'Poison pill vital' as split looms

News Corp executive chairman Rupert Murdoch has defended the use of a "poison pill" to stave off a hostile acquisition, insisting the use of the mechanism was quite common in the United States.

News Corp executive chairman Rupert Murdoch has defended the use of a "poison pill" to stave off a hostile acquisition, insisting the use of the mechanism was quite common in the United States.

The comments were made to analysts as part of the Australian leg of an investor roadshow over the looming split of the global media company's newspaper and publishing business from its entertainment assets this month.

In preparing for the split, News Corp has added a provision to allow shareholders to ward off a hostile takeover.

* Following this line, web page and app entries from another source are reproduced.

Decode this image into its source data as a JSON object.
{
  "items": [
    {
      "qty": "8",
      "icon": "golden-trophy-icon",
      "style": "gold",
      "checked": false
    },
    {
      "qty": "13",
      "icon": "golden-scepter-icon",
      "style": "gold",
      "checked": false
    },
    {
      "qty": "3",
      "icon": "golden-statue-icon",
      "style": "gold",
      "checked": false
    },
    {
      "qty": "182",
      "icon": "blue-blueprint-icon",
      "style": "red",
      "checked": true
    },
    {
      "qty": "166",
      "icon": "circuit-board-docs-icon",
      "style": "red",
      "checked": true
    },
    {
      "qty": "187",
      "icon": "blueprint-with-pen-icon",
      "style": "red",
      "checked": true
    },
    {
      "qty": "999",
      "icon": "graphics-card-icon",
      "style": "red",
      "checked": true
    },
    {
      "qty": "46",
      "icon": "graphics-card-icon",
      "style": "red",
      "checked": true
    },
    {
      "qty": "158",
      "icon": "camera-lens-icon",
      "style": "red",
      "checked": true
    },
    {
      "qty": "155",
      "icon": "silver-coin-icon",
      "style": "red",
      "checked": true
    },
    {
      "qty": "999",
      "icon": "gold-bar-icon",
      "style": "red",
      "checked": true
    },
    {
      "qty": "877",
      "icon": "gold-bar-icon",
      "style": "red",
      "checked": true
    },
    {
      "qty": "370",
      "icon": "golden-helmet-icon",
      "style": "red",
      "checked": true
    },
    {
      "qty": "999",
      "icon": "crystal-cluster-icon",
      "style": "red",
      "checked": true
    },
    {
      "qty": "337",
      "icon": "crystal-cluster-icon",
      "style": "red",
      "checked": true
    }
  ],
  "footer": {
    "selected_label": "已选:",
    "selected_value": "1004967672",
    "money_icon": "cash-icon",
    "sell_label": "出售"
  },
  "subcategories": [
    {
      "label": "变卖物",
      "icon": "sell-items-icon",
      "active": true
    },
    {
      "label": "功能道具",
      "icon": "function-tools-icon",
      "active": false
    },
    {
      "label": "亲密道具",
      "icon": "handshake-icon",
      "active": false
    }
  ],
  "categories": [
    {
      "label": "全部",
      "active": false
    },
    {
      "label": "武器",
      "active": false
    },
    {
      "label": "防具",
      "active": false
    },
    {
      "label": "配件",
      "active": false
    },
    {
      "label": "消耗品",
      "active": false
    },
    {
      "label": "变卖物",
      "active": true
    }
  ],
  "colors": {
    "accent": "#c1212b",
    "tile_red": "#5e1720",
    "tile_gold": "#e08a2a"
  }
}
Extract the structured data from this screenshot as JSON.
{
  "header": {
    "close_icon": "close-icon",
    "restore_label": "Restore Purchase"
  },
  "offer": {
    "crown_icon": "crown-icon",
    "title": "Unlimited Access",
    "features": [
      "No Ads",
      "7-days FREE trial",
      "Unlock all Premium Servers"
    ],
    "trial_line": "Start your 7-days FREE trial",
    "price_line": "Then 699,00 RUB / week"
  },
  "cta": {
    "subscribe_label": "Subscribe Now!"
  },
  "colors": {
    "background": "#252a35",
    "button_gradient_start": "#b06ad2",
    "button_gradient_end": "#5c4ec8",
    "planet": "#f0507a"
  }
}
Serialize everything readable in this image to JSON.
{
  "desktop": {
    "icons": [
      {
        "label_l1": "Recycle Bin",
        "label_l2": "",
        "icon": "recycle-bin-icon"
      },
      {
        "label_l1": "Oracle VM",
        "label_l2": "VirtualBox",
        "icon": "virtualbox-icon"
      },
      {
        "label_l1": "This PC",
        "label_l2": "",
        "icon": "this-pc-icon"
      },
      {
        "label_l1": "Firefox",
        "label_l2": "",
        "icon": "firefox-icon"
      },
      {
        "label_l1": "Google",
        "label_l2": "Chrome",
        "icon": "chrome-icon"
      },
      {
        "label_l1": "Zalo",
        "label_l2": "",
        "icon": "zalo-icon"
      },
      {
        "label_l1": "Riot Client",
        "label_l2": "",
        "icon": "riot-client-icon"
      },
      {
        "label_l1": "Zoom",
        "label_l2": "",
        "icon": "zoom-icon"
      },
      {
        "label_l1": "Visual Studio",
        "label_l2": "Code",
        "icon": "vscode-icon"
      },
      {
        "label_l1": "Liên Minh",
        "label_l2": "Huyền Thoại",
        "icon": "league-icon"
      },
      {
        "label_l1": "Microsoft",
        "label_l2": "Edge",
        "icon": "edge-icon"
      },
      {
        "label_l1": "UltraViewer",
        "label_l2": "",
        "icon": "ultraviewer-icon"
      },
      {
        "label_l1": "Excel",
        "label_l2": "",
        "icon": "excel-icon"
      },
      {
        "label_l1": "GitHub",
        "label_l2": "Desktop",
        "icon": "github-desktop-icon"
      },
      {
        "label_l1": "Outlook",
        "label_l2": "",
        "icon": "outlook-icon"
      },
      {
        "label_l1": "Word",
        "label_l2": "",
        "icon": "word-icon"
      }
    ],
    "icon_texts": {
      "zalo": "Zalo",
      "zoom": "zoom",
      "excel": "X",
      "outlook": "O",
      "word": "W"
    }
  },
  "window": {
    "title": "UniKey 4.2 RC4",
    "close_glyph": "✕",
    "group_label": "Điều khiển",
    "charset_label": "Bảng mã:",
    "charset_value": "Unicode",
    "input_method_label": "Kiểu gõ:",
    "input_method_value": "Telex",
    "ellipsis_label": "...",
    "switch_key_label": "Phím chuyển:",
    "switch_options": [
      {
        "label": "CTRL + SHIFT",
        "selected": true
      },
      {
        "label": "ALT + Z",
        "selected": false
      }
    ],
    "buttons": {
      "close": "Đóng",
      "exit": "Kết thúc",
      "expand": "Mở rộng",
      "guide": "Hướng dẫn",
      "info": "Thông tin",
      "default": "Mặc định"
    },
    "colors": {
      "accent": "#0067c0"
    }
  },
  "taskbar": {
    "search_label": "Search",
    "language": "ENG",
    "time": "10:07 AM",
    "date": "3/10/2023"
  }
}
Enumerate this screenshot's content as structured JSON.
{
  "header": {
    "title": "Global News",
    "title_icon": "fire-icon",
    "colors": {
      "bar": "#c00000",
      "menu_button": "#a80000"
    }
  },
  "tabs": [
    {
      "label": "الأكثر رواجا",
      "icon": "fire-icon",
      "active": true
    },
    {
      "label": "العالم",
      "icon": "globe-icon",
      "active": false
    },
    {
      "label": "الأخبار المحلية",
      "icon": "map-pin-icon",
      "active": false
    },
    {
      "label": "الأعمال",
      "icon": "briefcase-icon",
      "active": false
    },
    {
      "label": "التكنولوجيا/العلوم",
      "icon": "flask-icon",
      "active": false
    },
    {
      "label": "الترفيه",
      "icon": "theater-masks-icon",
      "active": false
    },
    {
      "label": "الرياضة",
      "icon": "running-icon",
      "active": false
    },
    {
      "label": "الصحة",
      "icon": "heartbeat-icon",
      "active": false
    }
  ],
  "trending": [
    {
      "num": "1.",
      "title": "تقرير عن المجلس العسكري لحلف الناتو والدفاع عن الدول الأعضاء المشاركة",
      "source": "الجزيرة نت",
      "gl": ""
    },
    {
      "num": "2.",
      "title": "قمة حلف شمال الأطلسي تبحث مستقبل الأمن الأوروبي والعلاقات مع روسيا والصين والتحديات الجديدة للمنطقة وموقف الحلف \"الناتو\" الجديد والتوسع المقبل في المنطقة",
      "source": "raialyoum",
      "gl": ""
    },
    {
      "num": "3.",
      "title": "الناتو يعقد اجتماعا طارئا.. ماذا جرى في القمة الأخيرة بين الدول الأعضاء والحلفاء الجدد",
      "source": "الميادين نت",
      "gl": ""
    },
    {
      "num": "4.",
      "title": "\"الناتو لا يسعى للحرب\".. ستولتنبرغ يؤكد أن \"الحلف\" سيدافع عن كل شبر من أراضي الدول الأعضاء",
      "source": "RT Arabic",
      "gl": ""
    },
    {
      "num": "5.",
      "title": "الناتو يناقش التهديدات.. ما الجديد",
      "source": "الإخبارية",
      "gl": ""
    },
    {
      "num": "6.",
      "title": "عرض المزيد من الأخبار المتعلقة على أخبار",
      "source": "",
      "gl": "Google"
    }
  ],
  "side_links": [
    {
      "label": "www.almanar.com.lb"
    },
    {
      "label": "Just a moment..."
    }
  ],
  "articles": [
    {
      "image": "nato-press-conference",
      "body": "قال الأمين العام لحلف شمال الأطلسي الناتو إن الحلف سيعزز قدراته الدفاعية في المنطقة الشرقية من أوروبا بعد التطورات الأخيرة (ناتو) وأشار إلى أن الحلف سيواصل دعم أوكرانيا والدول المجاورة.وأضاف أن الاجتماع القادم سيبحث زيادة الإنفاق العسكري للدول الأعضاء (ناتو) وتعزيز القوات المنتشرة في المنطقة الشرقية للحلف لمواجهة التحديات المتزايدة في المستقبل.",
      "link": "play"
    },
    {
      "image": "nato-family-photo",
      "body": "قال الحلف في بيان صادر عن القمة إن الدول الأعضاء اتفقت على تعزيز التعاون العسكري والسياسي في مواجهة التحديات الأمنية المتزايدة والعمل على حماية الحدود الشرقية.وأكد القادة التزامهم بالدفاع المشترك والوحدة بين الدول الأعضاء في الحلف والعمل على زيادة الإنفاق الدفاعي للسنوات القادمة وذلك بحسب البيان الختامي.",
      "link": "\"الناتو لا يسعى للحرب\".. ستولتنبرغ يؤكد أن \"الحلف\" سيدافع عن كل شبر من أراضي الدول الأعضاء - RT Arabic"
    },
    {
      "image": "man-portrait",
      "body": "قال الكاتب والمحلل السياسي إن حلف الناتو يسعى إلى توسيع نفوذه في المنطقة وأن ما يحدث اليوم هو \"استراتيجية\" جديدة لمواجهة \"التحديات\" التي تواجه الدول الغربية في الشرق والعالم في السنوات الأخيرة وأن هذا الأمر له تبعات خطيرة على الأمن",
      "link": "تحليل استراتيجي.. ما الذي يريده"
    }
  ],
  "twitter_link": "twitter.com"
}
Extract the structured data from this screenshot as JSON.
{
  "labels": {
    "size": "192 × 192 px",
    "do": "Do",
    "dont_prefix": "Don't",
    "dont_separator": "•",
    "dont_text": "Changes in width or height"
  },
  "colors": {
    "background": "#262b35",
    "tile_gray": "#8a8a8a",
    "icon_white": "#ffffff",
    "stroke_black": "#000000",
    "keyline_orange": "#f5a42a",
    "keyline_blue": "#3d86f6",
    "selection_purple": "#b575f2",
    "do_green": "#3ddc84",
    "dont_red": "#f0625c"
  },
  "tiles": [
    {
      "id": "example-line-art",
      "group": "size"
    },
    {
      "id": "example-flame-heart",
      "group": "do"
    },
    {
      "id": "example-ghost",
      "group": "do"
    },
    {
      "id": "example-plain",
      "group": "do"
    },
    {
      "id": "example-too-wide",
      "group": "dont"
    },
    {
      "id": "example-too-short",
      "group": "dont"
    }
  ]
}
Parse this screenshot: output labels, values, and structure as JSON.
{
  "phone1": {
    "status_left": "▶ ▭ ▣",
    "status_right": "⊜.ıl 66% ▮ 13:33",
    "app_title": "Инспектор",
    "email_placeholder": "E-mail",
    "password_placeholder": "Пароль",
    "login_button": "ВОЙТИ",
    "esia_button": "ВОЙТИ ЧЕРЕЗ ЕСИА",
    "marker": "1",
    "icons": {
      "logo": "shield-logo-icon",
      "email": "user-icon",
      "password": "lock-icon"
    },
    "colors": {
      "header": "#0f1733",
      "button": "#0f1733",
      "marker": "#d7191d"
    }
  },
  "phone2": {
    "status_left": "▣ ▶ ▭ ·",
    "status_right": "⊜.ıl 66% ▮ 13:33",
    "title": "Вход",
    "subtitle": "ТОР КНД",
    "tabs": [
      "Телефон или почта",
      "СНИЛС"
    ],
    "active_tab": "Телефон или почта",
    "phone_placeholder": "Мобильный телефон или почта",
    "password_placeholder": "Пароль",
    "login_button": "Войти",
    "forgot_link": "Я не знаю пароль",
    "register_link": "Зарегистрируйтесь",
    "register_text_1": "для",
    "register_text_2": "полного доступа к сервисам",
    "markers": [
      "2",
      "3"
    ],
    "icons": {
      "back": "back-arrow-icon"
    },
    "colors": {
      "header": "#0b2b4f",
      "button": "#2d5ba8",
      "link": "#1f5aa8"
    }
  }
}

Each share of the new publishing company will include a right to purchase $US180 ($186) worth of stock for $US90, triggered when any investor acquires 15 per cent or more of the voting shares.

"I know it's uncommon in this country, but it's very common in America in these situations," Mr Murdoch said of the defensive instrument dubbed a poison pill.

The new publishing company, which will retain the News Corp name, kicks off on June 28 with properties such as The Wall Street Journal, The Times, Australian pay TV and newspapers, The Daily Telegraph and the Herald Sun.

News' fast-growing TV and film assets will called 21st Century Fox.

Mr Murdoch will be chairman and chief executive of 21st Century Fox and executive chairman of the new News Corp. His children, James and Lachlan, will be on both boards.

Wednesday's briefing follows a similar investor day held in New York last week. News says it's splitting the publishing company from its TV and movie business to take advantage of the shift away from print to digital content.

While not committing to a dividend for the new publishing company, Mr Murdoch said there were likely to be "significant movements" in the dividend as the cash flow of the publishing company grew. But he said Australian investors needed to look at the company as a growth stock rather than a yield play.